Start of Block

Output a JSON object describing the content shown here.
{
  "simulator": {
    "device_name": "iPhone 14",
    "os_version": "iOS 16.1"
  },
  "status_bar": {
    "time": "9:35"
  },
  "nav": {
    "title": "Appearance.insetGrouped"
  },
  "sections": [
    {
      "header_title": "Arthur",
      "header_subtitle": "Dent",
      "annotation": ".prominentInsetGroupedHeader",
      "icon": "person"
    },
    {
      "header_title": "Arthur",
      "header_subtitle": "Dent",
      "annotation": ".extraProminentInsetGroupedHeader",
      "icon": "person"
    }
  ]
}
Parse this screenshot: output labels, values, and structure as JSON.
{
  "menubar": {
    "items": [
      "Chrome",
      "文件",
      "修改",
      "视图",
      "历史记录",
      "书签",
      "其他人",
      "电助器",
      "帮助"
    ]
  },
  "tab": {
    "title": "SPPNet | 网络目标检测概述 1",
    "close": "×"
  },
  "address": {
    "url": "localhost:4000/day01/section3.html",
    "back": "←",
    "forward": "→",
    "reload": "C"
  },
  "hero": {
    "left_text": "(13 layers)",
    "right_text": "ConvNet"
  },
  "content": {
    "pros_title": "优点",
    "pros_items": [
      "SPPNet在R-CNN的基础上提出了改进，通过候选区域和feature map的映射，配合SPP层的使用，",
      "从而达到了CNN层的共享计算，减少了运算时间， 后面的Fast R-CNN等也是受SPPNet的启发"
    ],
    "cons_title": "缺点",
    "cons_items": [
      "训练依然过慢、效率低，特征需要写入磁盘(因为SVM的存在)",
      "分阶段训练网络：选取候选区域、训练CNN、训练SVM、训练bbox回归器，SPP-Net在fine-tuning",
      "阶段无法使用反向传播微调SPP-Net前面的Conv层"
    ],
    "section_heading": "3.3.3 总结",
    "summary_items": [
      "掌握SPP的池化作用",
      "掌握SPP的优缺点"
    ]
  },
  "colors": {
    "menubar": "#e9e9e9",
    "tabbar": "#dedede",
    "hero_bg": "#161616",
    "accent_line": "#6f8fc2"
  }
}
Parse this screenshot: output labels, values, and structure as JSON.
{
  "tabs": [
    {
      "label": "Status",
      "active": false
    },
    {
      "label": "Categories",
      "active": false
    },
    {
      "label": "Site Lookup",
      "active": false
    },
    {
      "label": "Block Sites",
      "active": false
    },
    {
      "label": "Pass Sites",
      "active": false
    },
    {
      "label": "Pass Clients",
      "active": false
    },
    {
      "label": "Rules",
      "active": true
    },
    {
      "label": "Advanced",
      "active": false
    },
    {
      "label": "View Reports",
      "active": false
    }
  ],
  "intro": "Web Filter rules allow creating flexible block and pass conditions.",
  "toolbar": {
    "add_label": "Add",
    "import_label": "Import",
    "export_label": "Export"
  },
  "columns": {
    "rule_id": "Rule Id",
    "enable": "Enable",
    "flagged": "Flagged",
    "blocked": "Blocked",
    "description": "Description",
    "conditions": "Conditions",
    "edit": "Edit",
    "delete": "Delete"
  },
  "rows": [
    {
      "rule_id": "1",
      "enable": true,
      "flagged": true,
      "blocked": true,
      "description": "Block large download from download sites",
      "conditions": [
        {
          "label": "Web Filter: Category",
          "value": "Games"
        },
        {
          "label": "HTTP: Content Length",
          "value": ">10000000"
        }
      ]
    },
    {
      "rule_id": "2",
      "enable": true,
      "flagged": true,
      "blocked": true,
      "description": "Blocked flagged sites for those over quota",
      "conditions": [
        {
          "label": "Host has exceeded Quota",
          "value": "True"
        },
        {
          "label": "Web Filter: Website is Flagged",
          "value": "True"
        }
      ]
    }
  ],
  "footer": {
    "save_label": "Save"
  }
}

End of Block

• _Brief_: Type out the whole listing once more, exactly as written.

• _Output_:
Output a JSON object describing the content shown here.
{
  "simulator": {
    "device_name": "iPhone 14",
    "os_version": "iOS 16.1"
  },
  "status_bar": {
    "time": "9:35"
  },
  "nav": {
    "title": "Appearance.insetGrouped"
  },
  "sections": [
    {
      "header_title": "Arthur",
      "header_subtitle": "Dent",
      "annotation": ".prominentInsetGroupedHeader",
      "icon": "person"
    },
    {
      "header_title": "Arthur",
      "header_subtitle": "Dent",
      "annotation": ".extraProminentInsetGroupedHeader",
      "icon": "person"
    }
  ]
}
Parse this screenshot: output labels, values, and structure as JSON.
{
  "menubar": {
    "items": [
      "Chrome",
      "文件",
      "修改",
      "视图",
      "历史记录",
      "书签",
      "其他人",
      "电助器",
      "帮助"
    ]
  },
  "tab": {
    "title": "SPPNet | 网络目标检测概述 1",
    "close": "×"
  },
  "address": {
    "url": "localhost:4000/day01/section3.html",
    "back": "←",
    "forward": "→",
    "reload": "C"
  },
  "hero": {
    "left_text": "(13 layers)",
    "right_text": "ConvNet"
  },
  "content": {
    "pros_title": "优点",
    "pros_items": [
      "SPPNet在R-CNN的基础上提出了改进，通过候选区域和feature map的映射，配合SPP层的使用，",
      "从而达到了CNN层的共享计算，减少了运算时间， 后面的Fast R-CNN等也是受SPPNet的启发"
    ],
    "cons_title": "缺点",
    "cons_items": [
      "训练依然过慢、效率低，特征需要写入磁盘(因为SVM的存在)",
      "分阶段训练网络：选取候选区域、训练CNN、训练SVM、训练bbox回归器，SPP-Net在fine-tuning",
      "阶段无法使用反向传播微调SPP-Net前面的Conv层"
    ],
    "section_heading": "3.3.3 总结",
    "summary_items": [
      "掌握SPP的池化作用",
      "掌握SPP的优缺点"
    ]
  },
  "colors": {
    "menubar": "#e9e9e9",
    "tabbar": "#dedede",
    "hero_bg": "#161616",
    "accent_line": "#6f8fc2"
  }
}
Parse this screenshot: output labels, values, and structure as JSON.
{
  "tabs": [
    {
      "label": "Status",
      "active": false
    },
    {
      "label": "Categories",
      "active": false
    },
    {
      "label": "Site Lookup",
      "active": false
    },
    {
      "label": "Block Sites",
      "active": false
    },
    {
      "label": "Pass Sites",
      "active": false
    },
    {
      "label": "Pass Clients",
      "active": false
    },
    {
      "label": "Rules",
      "active": true
    },
    {
      "label": "Advanced",
      "active": false
    },
    {
      "label": "View Reports",
      "active": false
    }
  ],
  "intro": "Web Filter rules allow creating flexible block and pass conditions.",
  "toolbar": {
    "add_label": "Add",
    "import_label": "Import",
    "export_label": "Export"
  },
  "columns": {
    "rule_id": "Rule Id",
    "enable": "Enable",
    "flagged": "Flagged",
    "blocked": "Blocked",
    "description": "Description",
    "conditions": "Conditions",
    "edit": "Edit",
    "delete": "Delete"
  },
  "rows": [
    {
      "rule_id": "1",
      "enable": true,
      "flagged": true,
      "blocked": true,
      "description": "Block large download from download sites",
      "conditions": [
        {
          "label": "Web Filter: Category",
          "value": "Games"
        },
        {
          "label": "HTTP: Content Length",
          "value": ">10000000"
        }
      ]
    },
    {
      "rule_id": "2",
      "enable": true,
      "flagged": true,
      "blocked": true,
      "description": "Blocked flagged sites for those over quota",
      "conditions": [
        {
          "label": "Host has exceeded Quota",
          "value": "True"
        },
        {
          "label": "Web Filter: Website is Flagged",
          "value": "True"
        }
      ]
    }
  ],
  "footer": {
    "save_label": "Save"
  }
}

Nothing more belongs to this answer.